Over the course of our relationship, Billie and I had each asked this far more times than it would have been worthwhile to count. Despite being as young, as whimsical and as in love as any archetypal runaways, it was in fact a question we had several answers for. That’s not what the romantics will tell you, but it’s the truth. Some minutes into the questioner wooing the questionee with tales of hypothetical serenades on a Venetian gondola or the gentle fall of flower petals in tranquil Japanese gardens, the former’s eyes would glaze to show that they were truly lost in a dream. If there were no buckets of water available to bring them back to reality, the only solution was to be hit with a shuddering thud of an answer from the list including, but not limited to:

“The money we’ve been saving is our house fund.”

“We both have jobs.”

“Auntie Maxine’s cauliflower cheese isn’t a traditional Christmas dish in Hanoi.”

But there was a time in April that seemed different to the countless others which had occurred before. On a romantic weekend away in Billie’s university city of Canterbury, we had one of those days. Not that kind, the other kind. I may not be able to speak for anyone else, but I feel like everyone that’s been in a long term relationship must have those days where you realise how much you really love your partner. You love them every day, of course, but every so often just how much can hit you square in the jaw with the unexpected force of a counter left hook from Iron Mike Tyson. It doesn’t have to be something they necessarily say or do, and it’s often the quieter moments of reflection where the feeling is most pronounced. It’s easy to become complacent when you’ve been with someone for long enough that their presence and everything they do becomes a given, which is why when the moments come where you realise all you ever want to do is explore new places with this person, it pays to do something about it before it’s too late.
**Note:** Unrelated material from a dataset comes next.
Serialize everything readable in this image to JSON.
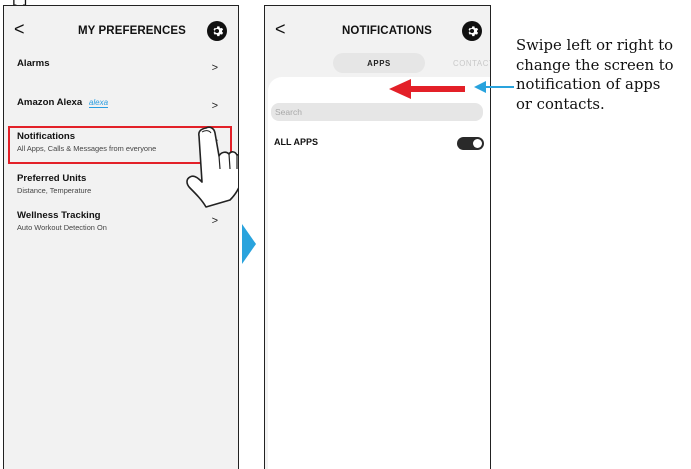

After this particularly strong revelation, our reasoning for not running away collapsed. Is this something we’re going to talk about for the rest of our lives, or is it something we’re going to do? While we’re still young enough to not have the ties of a mortgage, an immediate family of our own or careers that would not allow for a break, how can I pass up the opportunity to see the world with my best friend?

I prepared my comebacks to any possible retort Billie might have to my plan:

“We’ll make more money.”

“We won’t be unemployed. Exploring is a legitimate and noble profession.”

“Cauliflower cheese will still be here when we get back. I’d be very surprised if Maxine’s recipe isn’t backed up to the Cloud if she doesn’t have it memorised.”

Little did I know Billie had come to a similar realisation. As the wine flowed and the same old question was asked again, suddenly we both only had one answer in mind.

“Why don’t we?”

Fast forward five months and after some loose planning and a lot of tearful goodbyes, we’re as ready as we’ll ever be to set sail on our big adventure. With this blog we’ll be bringing you stories and articles from the most interesting parts of our trip, hoping to offer some insight as well as some entertainment. Thanks for coming along for the ride.